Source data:
***

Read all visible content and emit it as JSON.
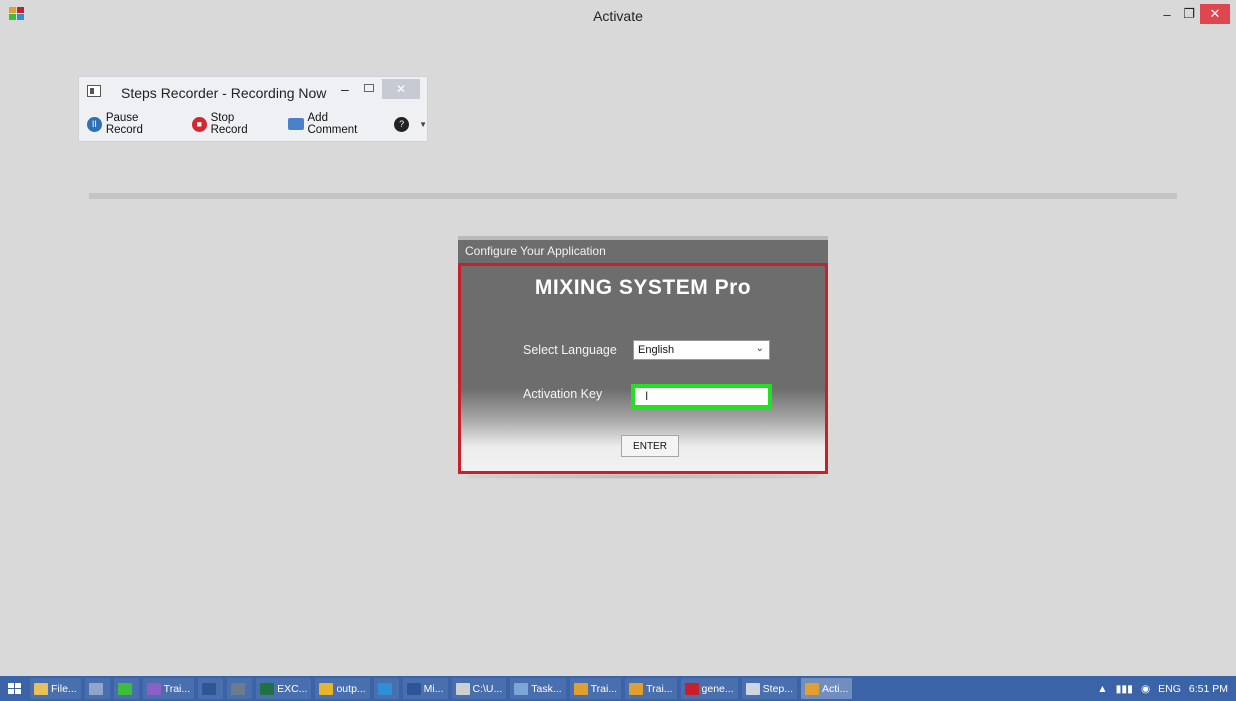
{
  "window": {
    "title": "Activate",
    "minimize_glyph": "–",
    "restore_glyph": "❐",
    "close_glyph": "✕"
  },
  "steps_recorder": {
    "title": "Steps Recorder - Recording Now",
    "minimize_glyph": "–",
    "close_glyph": "✕",
    "pause_label": "Pause Record",
    "stop_label": "Stop Record",
    "comment_label": "Add Comment",
    "help_glyph": "?",
    "dropdown_glyph": "▼"
  },
  "config": {
    "header": "Configure Your Application",
    "brand": "MIXING SYSTEM Pro",
    "language_label": "Select Language",
    "language_value": "English",
    "chevron_glyph": "⌄",
    "key_label": "Activation Key",
    "key_value": "I",
    "enter_label": "ENTER"
  },
  "taskbar": {
    "items": [
      {
        "label": "File...",
        "color": "#e8c15a"
      },
      {
        "label": "",
        "color": "#8fa6c8"
      },
      {
        "label": "",
        "color": "#3cbd3c"
      },
      {
        "label": "Trai...",
        "color": "#8b5fc7"
      },
      {
        "label": "",
        "color": "#2b5797"
      },
      {
        "label": "",
        "color": "#6d7b8c"
      },
      {
        "label": "EXC...",
        "color": "#1f7244"
      },
      {
        "label": "outp...",
        "color": "#e8b32f"
      },
      {
        "label": "",
        "color": "#2d8fd5"
      },
      {
        "label": "Mi...",
        "color": "#2b5797"
      },
      {
        "label": "C:\\U...",
        "color": "#cfcfcf"
      },
      {
        "label": "Task...",
        "color": "#7aa7d8"
      },
      {
        "label": "Trai...",
        "color": "#e0a030"
      },
      {
        "label": "Trai...",
        "color": "#e0a030"
      },
      {
        "label": "gene...",
        "color": "#c8202a"
      },
      {
        "label": "Step...",
        "color": "#cfd6e0"
      },
      {
        "label": "Acti...",
        "color": "#e0a030"
      }
    ],
    "tray_language": "ENG",
    "clock": "6:51 PM",
    "tray_glyphs": "▲"
  }
}
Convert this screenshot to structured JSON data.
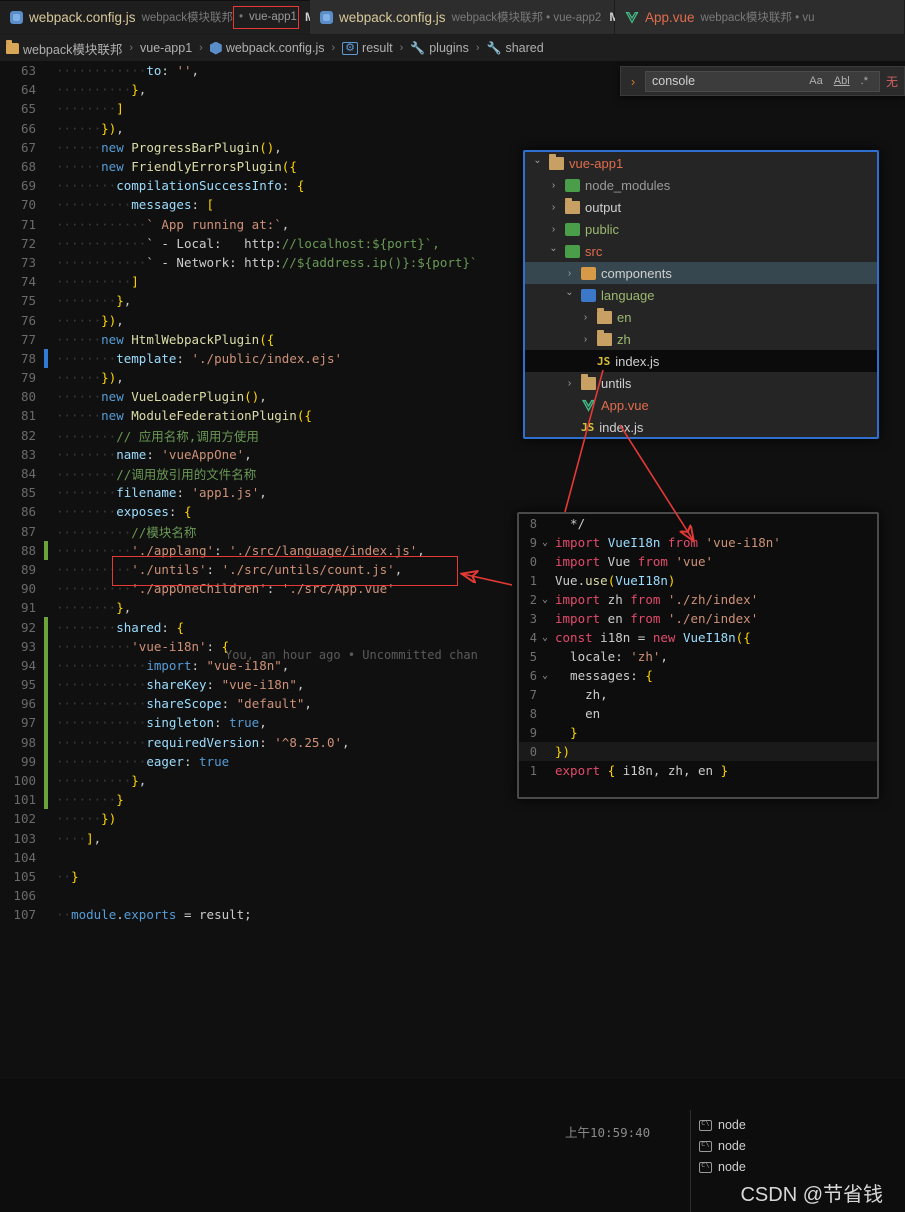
{
  "tabs": [
    {
      "icon": "js-file-icon",
      "name": "webpack.config.js",
      "desc": "webpack模块联邦",
      "sep": "•",
      "project": "vue-app1",
      "modified": "M",
      "close": "✕",
      "active": true
    },
    {
      "icon": "js-file-icon",
      "name": "webpack.config.js",
      "desc": "webpack模块联邦 • vue-app2",
      "modified": "M",
      "active": false
    },
    {
      "icon": "vue-file-icon",
      "name": "App.vue",
      "desc": "webpack模块联邦 • vu",
      "modified": "",
      "active": false
    }
  ],
  "breadcrumb": [
    {
      "icon": "folder-icon",
      "label": "webpack模块联邦"
    },
    {
      "icon": "none",
      "label": "vue-app1"
    },
    {
      "icon": "js-file-icon",
      "label": "webpack.config.js"
    },
    {
      "icon": "object-icon",
      "label": "result"
    },
    {
      "icon": "wrench-icon",
      "label": "plugins"
    },
    {
      "icon": "wrench-icon",
      "label": "shared"
    }
  ],
  "find_widget": {
    "chevron": "›",
    "query": "console",
    "opt_match_case": "Aa",
    "opt_whole_word": "Abl",
    "opt_regex": ".*",
    "result": "无"
  },
  "editor": {
    "blame_annotation": "You, an hour ago • Uncommitted chan",
    "lines": [
      {
        "n": 63,
        "mark": "",
        "text": "            to: '',"
      },
      {
        "n": 64,
        "mark": "",
        "text": "          },"
      },
      {
        "n": 65,
        "mark": "",
        "text": "        ]"
      },
      {
        "n": 66,
        "mark": "",
        "text": "      }),"
      },
      {
        "n": 67,
        "mark": "",
        "text": "      new ProgressBarPlugin(),"
      },
      {
        "n": 68,
        "mark": "",
        "text": "      new FriendlyErrorsPlugin({"
      },
      {
        "n": 69,
        "mark": "",
        "text": "        compilationSuccessInfo: {"
      },
      {
        "n": 70,
        "mark": "",
        "text": "          messages: ["
      },
      {
        "n": 71,
        "mark": "",
        "text": "            ` App running at:`,"
      },
      {
        "n": 72,
        "mark": "",
        "text": "            ` - Local:   http://localhost:${port}`,"
      },
      {
        "n": 73,
        "mark": "",
        "text": "            ` - Network: http://${address.ip()}:${port}`"
      },
      {
        "n": 74,
        "mark": "",
        "text": "          ]"
      },
      {
        "n": 75,
        "mark": "",
        "text": "        },"
      },
      {
        "n": 76,
        "mark": "",
        "text": "      }),"
      },
      {
        "n": 77,
        "mark": "",
        "text": "      new HtmlWebpackPlugin({"
      },
      {
        "n": 78,
        "mark": "blue",
        "text": "        template: './public/index.ejs'"
      },
      {
        "n": 79,
        "mark": "",
        "text": "      }),"
      },
      {
        "n": 80,
        "mark": "",
        "text": "      new VueLoaderPlugin(),"
      },
      {
        "n": 81,
        "mark": "",
        "text": "      new ModuleFederationPlugin({"
      },
      {
        "n": 82,
        "mark": "",
        "text": "        // 应用名称,调用方使用"
      },
      {
        "n": 83,
        "mark": "",
        "text": "        name: 'vueAppOne',"
      },
      {
        "n": 84,
        "mark": "",
        "text": "        //调用放引用的文件名称"
      },
      {
        "n": 85,
        "mark": "",
        "text": "        filename: 'app1.js',"
      },
      {
        "n": 86,
        "mark": "",
        "text": "        exposes: {"
      },
      {
        "n": 87,
        "mark": "",
        "text": "          //模块名称"
      },
      {
        "n": 88,
        "mark": "green",
        "text": "          './applang': './src/language/index.js',"
      },
      {
        "n": 89,
        "mark": "",
        "text": "          './untils': './src/untils/count.js',"
      },
      {
        "n": 90,
        "mark": "",
        "text": "          './appOneChildren': './src/App.vue'"
      },
      {
        "n": 91,
        "mark": "",
        "text": "        },"
      },
      {
        "n": 92,
        "mark": "green",
        "text": "        shared: {"
      },
      {
        "n": 93,
        "mark": "green",
        "text": "          'vue-i18n': {"
      },
      {
        "n": 94,
        "mark": "green",
        "text": "            import: \"vue-i18n\","
      },
      {
        "n": 95,
        "mark": "green",
        "text": "            shareKey: \"vue-i18n\","
      },
      {
        "n": 96,
        "mark": "green",
        "text": "            shareScope: \"default\","
      },
      {
        "n": 97,
        "mark": "green",
        "text": "            singleton: true,"
      },
      {
        "n": 98,
        "mark": "green",
        "text": "            requiredVersion: '^8.25.0',"
      },
      {
        "n": 99,
        "mark": "green",
        "text": "            eager: true"
      },
      {
        "n": 100,
        "mark": "green",
        "text": "          },"
      },
      {
        "n": 101,
        "mark": "green",
        "text": "        }"
      },
      {
        "n": 102,
        "mark": "",
        "text": "      })"
      },
      {
        "n": 103,
        "mark": "",
        "text": "    ],"
      },
      {
        "n": 104,
        "mark": "",
        "text": ""
      },
      {
        "n": 105,
        "mark": "",
        "text": "  }"
      },
      {
        "n": 106,
        "mark": "",
        "text": ""
      },
      {
        "n": 107,
        "mark": "",
        "text": "  module.exports = result;"
      }
    ]
  },
  "file_tree": {
    "rows": [
      {
        "indent": 0,
        "chev": "open",
        "icon": "folder-open-icon",
        "label": "vue-app1",
        "color": "red",
        "badge": ""
      },
      {
        "indent": 1,
        "chev": "closed",
        "icon": "node-modules-icon",
        "label": "node_modules",
        "color": "gry",
        "badge": ""
      },
      {
        "indent": 1,
        "chev": "closed",
        "icon": "folder-icon",
        "label": "output",
        "color": "wht",
        "badge": ""
      },
      {
        "indent": 1,
        "chev": "closed",
        "icon": "public-folder-icon",
        "label": "public",
        "color": "grn",
        "badge": ""
      },
      {
        "indent": 1,
        "chev": "open",
        "icon": "src-folder-icon",
        "label": "src",
        "color": "red",
        "badge": ""
      },
      {
        "indent": 2,
        "chev": "closed",
        "icon": "components-folder-icon",
        "label": "components",
        "color": "wht",
        "badge": "",
        "state": "selected"
      },
      {
        "indent": 2,
        "chev": "open",
        "icon": "language-folder-icon",
        "label": "language",
        "color": "grn",
        "badge": ""
      },
      {
        "indent": 3,
        "chev": "closed",
        "icon": "folder-icon",
        "label": "en",
        "color": "grn",
        "badge": ""
      },
      {
        "indent": 3,
        "chev": "closed",
        "icon": "folder-icon",
        "label": "zh",
        "color": "grn",
        "badge": ""
      },
      {
        "indent": 3,
        "chev": "none",
        "icon": "js-file-icon",
        "label": "index.js",
        "color": "wht",
        "badge": "JS",
        "state": "active"
      },
      {
        "indent": 2,
        "chev": "closed",
        "icon": "folder-icon",
        "label": "untils",
        "color": "wht",
        "badge": ""
      },
      {
        "indent": 2,
        "chev": "none",
        "icon": "vue-file-icon",
        "label": "App.vue",
        "color": "red",
        "badge": ""
      },
      {
        "indent": 2,
        "chev": "none",
        "icon": "js-file-icon",
        "label": "index.js",
        "color": "wht",
        "badge": "JS"
      }
    ]
  },
  "code_panel": {
    "lines": [
      {
        "n": "8",
        "fold": "",
        "text": "  */"
      },
      {
        "n": "9",
        "fold": "open",
        "text": "import VueI18n from 'vue-i18n'"
      },
      {
        "n": "0",
        "fold": "",
        "text": "import Vue from 'vue'"
      },
      {
        "n": "1",
        "fold": "",
        "text": "Vue.use(VueI18n)"
      },
      {
        "n": "2",
        "fold": "open",
        "text": "import zh from './zh/index'"
      },
      {
        "n": "3",
        "fold": "",
        "text": "import en from './en/index'"
      },
      {
        "n": "4",
        "fold": "open",
        "text": "const i18n = new VueI18n({"
      },
      {
        "n": "5",
        "fold": "",
        "text": "  locale: 'zh',"
      },
      {
        "n": "6",
        "fold": "open",
        "text": "  messages: {"
      },
      {
        "n": "7",
        "fold": "",
        "text": "    zh,"
      },
      {
        "n": "8",
        "fold": "",
        "text": "    en"
      },
      {
        "n": "9",
        "fold": "",
        "text": "  }"
      },
      {
        "n": "0",
        "fold": "",
        "text": "})"
      },
      {
        "n": "1",
        "fold": "",
        "text": "export { i18n, zh, en }"
      }
    ]
  },
  "bottom": {
    "timestamp": "上午10:59:40",
    "terminals": [
      {
        "icon": "terminal-icon",
        "label": "node"
      },
      {
        "icon": "terminal-icon",
        "label": "node"
      },
      {
        "icon": "terminal-icon",
        "label": "node"
      }
    ],
    "watermark": "CSDN @节省钱"
  },
  "colors": {
    "accent_blue": "#2f6fd0",
    "annotation_red": "#e53935",
    "tab_active_bg": "#1e1e1e",
    "editor_bg": "#101010"
  }
}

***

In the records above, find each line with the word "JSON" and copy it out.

Output below:
Read all visible content and emit it as JSON.
Convert this screenshot to structured JSON data.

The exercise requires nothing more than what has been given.